Monday, 12 August 2019

"Fascism" comment shows Labour is soft on crime

“The Justice Minister’s comment that ACT’s three strikes law is akin to ‘fascism’ shows Labour is soft on crime”, ACT Leader David Seymour says.

“ACT’s three strikes law, introduced in 2010, progressively increases the consequences for recidivist violent and sexual offenders.

“The law is working as intended. In August last year, the first ‘third striker’ was ordered to serve the maximum sentence without parole.

“Hayze Waitokia had 14 previous convictions, including six for violent offending. Waitokia’s three strikes included a vicious assault using a piece of wood, stalking and sexually assaulting a 17 year-old girl, and stabbing another man.

“Very few people would believe that giving this person the maximum sentence without parole is ‘fascism’. Waitokia was at high-risk of reoffending and the public needed to be protected from him. Prior to 2010, he would have received a jail sentence of two years and three months. ACT’s three strikes law meant he will have to serve the full seven year sentence.

“The Justice Minister should ask whether he wants violent people like Waitokia churning through the justice system, creating an endless string of victims.

“The Government’s primary duty is to protect people from physical harm. But Labour’s plan to get rid of ACT’s three strikes law would let some of the worst criminals in New Zealand out onto the streets. The Government must put the interests of the community ahead of the interests of violent offenders.

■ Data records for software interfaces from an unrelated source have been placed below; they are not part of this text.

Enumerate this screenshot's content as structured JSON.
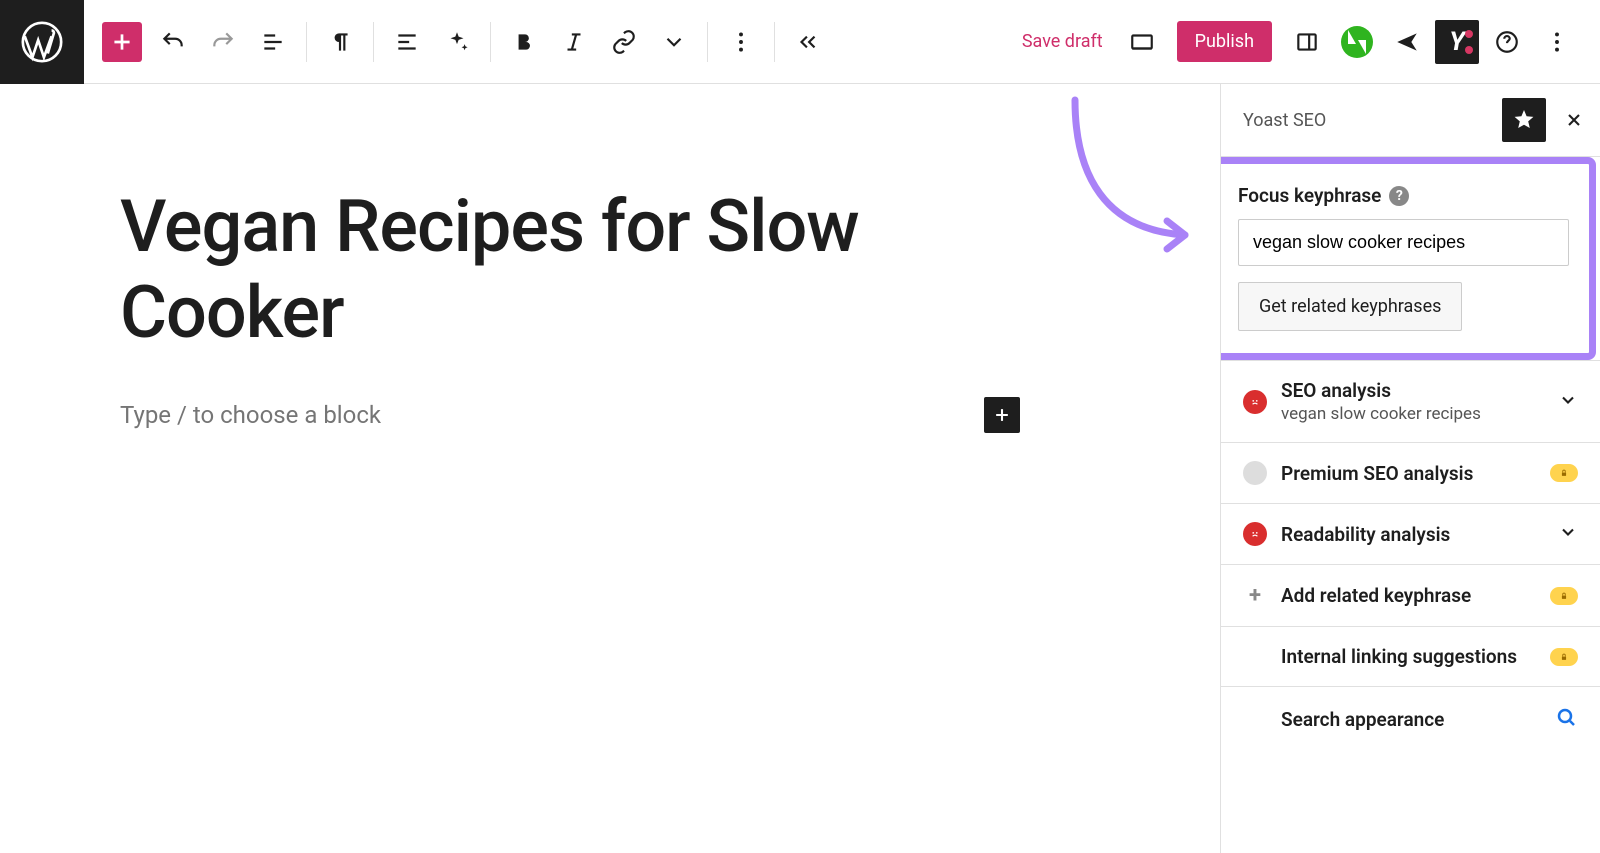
{
  "post": {
    "title": "Vegan Recipes for Slow Cooker",
    "placeholder": "Type / to choose a block"
  },
  "toolbar": {
    "save_draft": "Save draft",
    "publish": "Publish"
  },
  "sidebar": {
    "title": "Yoast SEO",
    "focus": {
      "label": "Focus keyphrase",
      "value": "vegan slow cooker recipes",
      "related_button": "Get related keyphrases"
    },
    "panels": [
      {
        "name": "SEO analysis",
        "sub": "vegan slow cooker recipes",
        "status": "bad",
        "expandable": true
      },
      {
        "name": "Premium SEO analysis",
        "status": "gray",
        "locked": true
      },
      {
        "name": "Readability analysis",
        "status": "bad",
        "expandable": true
      },
      {
        "name": "Add related keyphrase",
        "plus": true,
        "locked": true
      },
      {
        "name": "Internal linking suggestions",
        "locked": true
      },
      {
        "name": "Search appearance",
        "search": true
      }
    ]
  }
}
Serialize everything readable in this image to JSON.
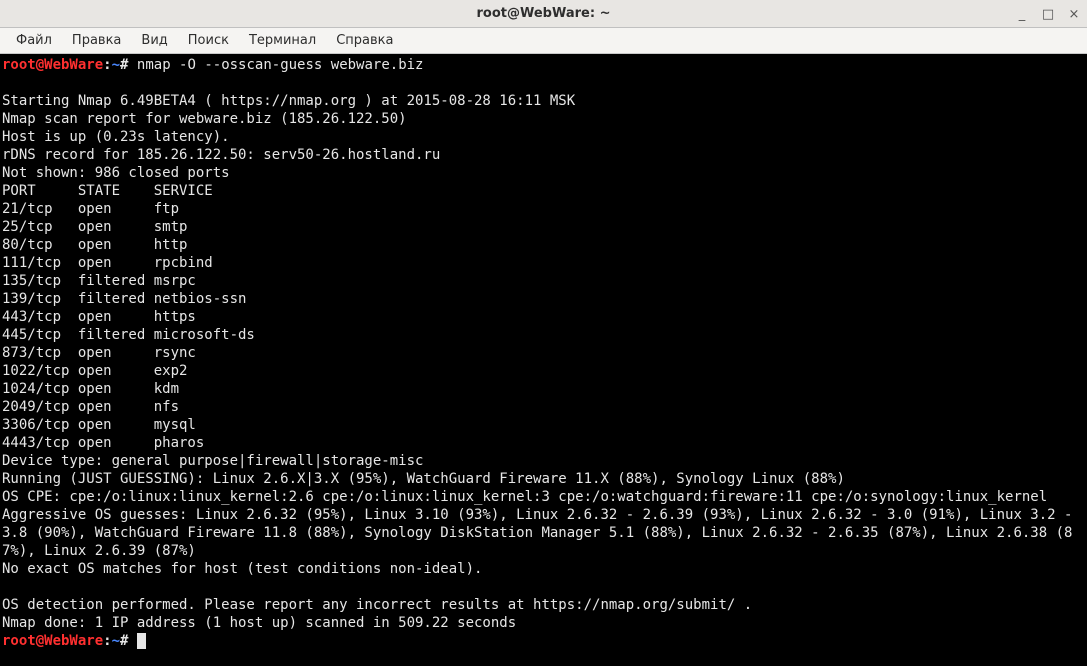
{
  "window": {
    "title": "root@WebWare: ~",
    "controls": {
      "min": "_",
      "max": "□",
      "close": "×"
    }
  },
  "menu": {
    "items": [
      "Файл",
      "Правка",
      "Вид",
      "Поиск",
      "Терминал",
      "Справка"
    ]
  },
  "prompt": {
    "user_host": "root@WebWare",
    "colon": ":",
    "path": "~",
    "hash": "#"
  },
  "command": "nmap -O --osscan-guess webware.biz",
  "output_lines": [
    "",
    "Starting Nmap 6.49BETA4 ( https://nmap.org ) at 2015-08-28 16:11 MSK",
    "Nmap scan report for webware.biz (185.26.122.50)",
    "Host is up (0.23s latency).",
    "rDNS record for 185.26.122.50: serv50-26.hostland.ru",
    "Not shown: 986 closed ports",
    "PORT     STATE    SERVICE",
    "21/tcp   open     ftp",
    "25/tcp   open     smtp",
    "80/tcp   open     http",
    "111/tcp  open     rpcbind",
    "135/tcp  filtered msrpc",
    "139/tcp  filtered netbios-ssn",
    "443/tcp  open     https",
    "445/tcp  filtered microsoft-ds",
    "873/tcp  open     rsync",
    "1022/tcp open     exp2",
    "1024/tcp open     kdm",
    "2049/tcp open     nfs",
    "3306/tcp open     mysql",
    "4443/tcp open     pharos",
    "Device type: general purpose|firewall|storage-misc",
    "Running (JUST GUESSING): Linux 2.6.X|3.X (95%), WatchGuard Fireware 11.X (88%), Synology Linux (88%)",
    "OS CPE: cpe:/o:linux:linux_kernel:2.6 cpe:/o:linux:linux_kernel:3 cpe:/o:watchguard:fireware:11 cpe:/o:synology:linux_kernel",
    "Aggressive OS guesses: Linux 2.6.32 (95%), Linux 3.10 (93%), Linux 2.6.32 - 2.6.39 (93%), Linux 2.6.32 - 3.0 (91%), Linux 3.2 - 3.8 (90%), WatchGuard Fireware 11.8 (88%), Synology DiskStation Manager 5.1 (88%), Linux 2.6.32 - 2.6.35 (87%), Linux 2.6.38 (87%), Linux 2.6.39 (87%)",
    "No exact OS matches for host (test conditions non-ideal).",
    "",
    "OS detection performed. Please report any incorrect results at https://nmap.org/submit/ .",
    "Nmap done: 1 IP address (1 host up) scanned in 509.22 seconds"
  ]
}
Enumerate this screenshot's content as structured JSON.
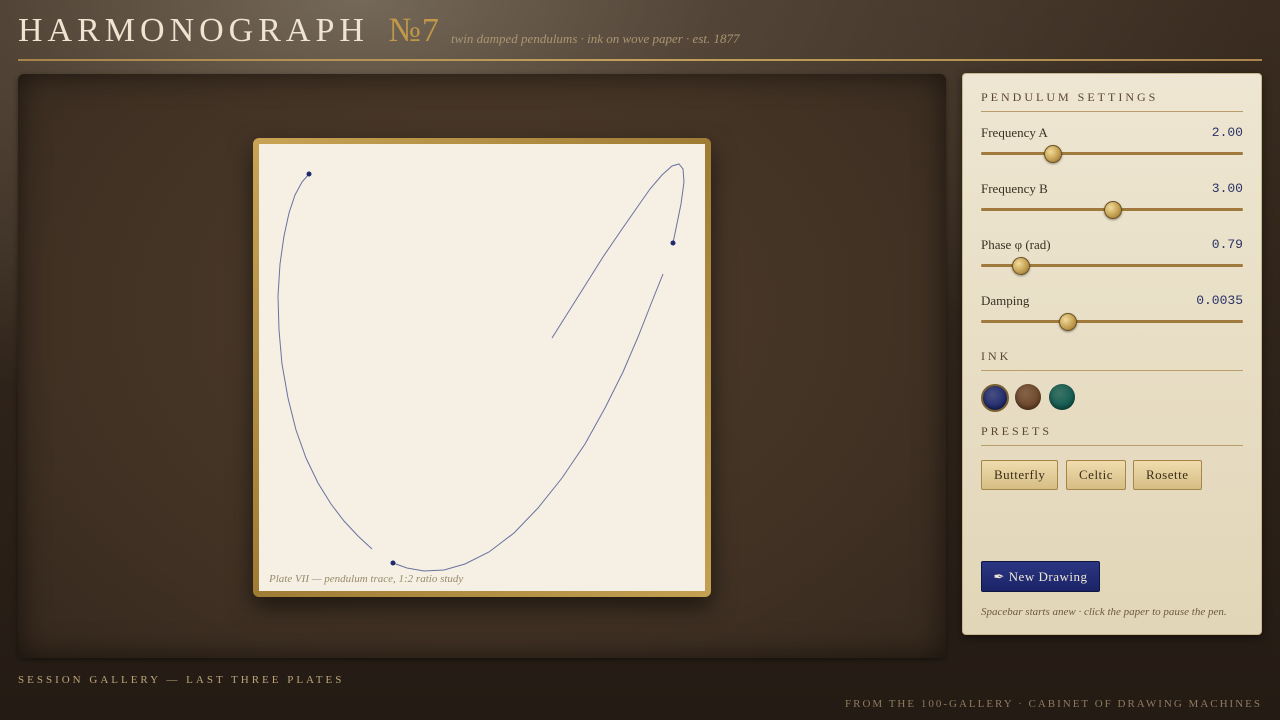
{
  "header": {
    "title": "HARMONOGRAPH",
    "number": "№7",
    "subtitle": "twin damped pendulums · ink on wove paper · est. 1877"
  },
  "canvas": {
    "caption": "Plate VII — pendulum trace, 1:2 ratio study",
    "ink_color": "#2a3266"
  },
  "settings": {
    "title": "PENDULUM SETTINGS",
    "sliders": [
      {
        "label": "Frequency A",
        "value": "2.00",
        "fraction": 0.27
      },
      {
        "label": "Frequency B",
        "value": "3.00",
        "fraction": 0.5
      },
      {
        "label": "Phase φ (rad)",
        "value": "0.79",
        "fraction": 0.15
      },
      {
        "label": "Damping",
        "value": "0.0035",
        "fraction": 0.33
      }
    ]
  },
  "ink": {
    "title": "INK",
    "swatches": [
      {
        "name": "indigo",
        "color": "#1f2a6e",
        "selected": true
      },
      {
        "name": "sepia",
        "color": "#6b4428",
        "selected": false
      },
      {
        "name": "teal",
        "color": "#11594f",
        "selected": false
      }
    ]
  },
  "presets": {
    "title": "PRESETS",
    "items": [
      "Butterfly",
      "Celtic",
      "Rosette"
    ]
  },
  "actions": {
    "new_drawing": "✒ New Drawing",
    "hint": "Spacebar starts anew · click the paper to pause the pen."
  },
  "gallery": {
    "title": "SESSION GALLERY — LAST THREE PLATES"
  },
  "footer": {
    "text": "FROM THE 100-GALLERY · CABINET OF DRAWING MACHINES"
  }
}
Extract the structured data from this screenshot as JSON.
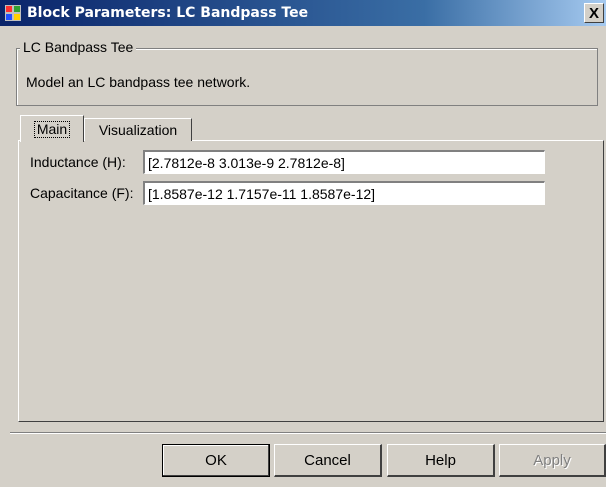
{
  "window": {
    "title": "Block Parameters: LC Bandpass Tee",
    "close_glyph": "X"
  },
  "group": {
    "legend": "LC Bandpass Tee",
    "description": "Model an LC bandpass tee network."
  },
  "tabs": [
    {
      "label": "Main",
      "selected": true
    },
    {
      "label": "Visualization",
      "selected": false
    }
  ],
  "fields": {
    "inductance": {
      "label": "Inductance (H):",
      "value": "[2.7812e-8  3.013e-9  2.7812e-8]"
    },
    "capacitance": {
      "label": "Capacitance (F):",
      "value": "[1.8587e-12  1.7157e-11  1.8587e-12]"
    }
  },
  "buttons": {
    "ok": "OK",
    "cancel": "Cancel",
    "help": "Help",
    "apply": "Apply"
  },
  "icons": {
    "title_icon": "simulink-block-icon"
  },
  "colors": {
    "titlebar_start": "#0a246a",
    "titlebar_end": "#a6caf0",
    "face": "#d4d0c8"
  }
}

“ACT believes the worst recidivist offenders should be held responsible for their actions and be kept away from the public.”